Days away from the office can take many forms including:

  • Seminars
  • Assault Courses
  • Outdoor Activates
  • New Skill Courses
  • And Many Others

Team building days are when we are able to relax and get to know others in the workplace, bonding with close team members and even some you may not have regular contact with. These days are meant to be in good spirit and boost morale. However, decisions on safety during these events need just as much care and attention for the prevention of accidents as the workplace itself. Real care must be taken when completing risk assessments and carrying them out.

 

Risk analysis outside the office

Chris Walker, Sincere Law’s partner for catastrophic and serious injuries stressed the added importance of creating an enjoyable but safe environment for team days out of office. He told us:

Boating accidents in particular are unfortunately commonplace; they carry higher risks given location and access to immediate help compared to seminars or physical activities such as assault courses. With any event like this it is vital to look after everyone taking part and that proper precautions are in place”.

4600521273_6309852489_o

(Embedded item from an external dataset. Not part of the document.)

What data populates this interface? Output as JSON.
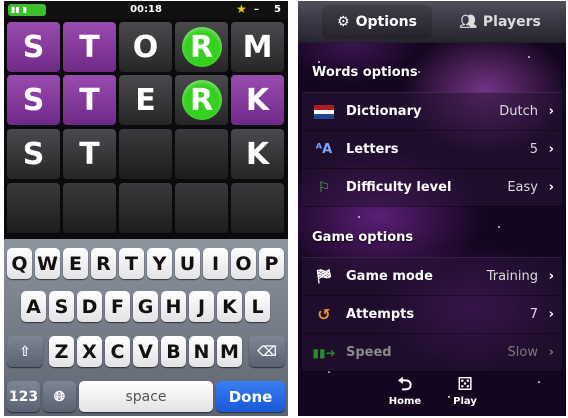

The case involving Dr Feest is not uncommon. We regularly receive calls from individuals who fall victim to poor planning and precaution taking while outside of the workplace. If you feel you or a family member has had a similar experience of suffering a serious injury and would like to know more, or enquire about making a serious injury claim; please call us on 0800 092 2896 or contact us here.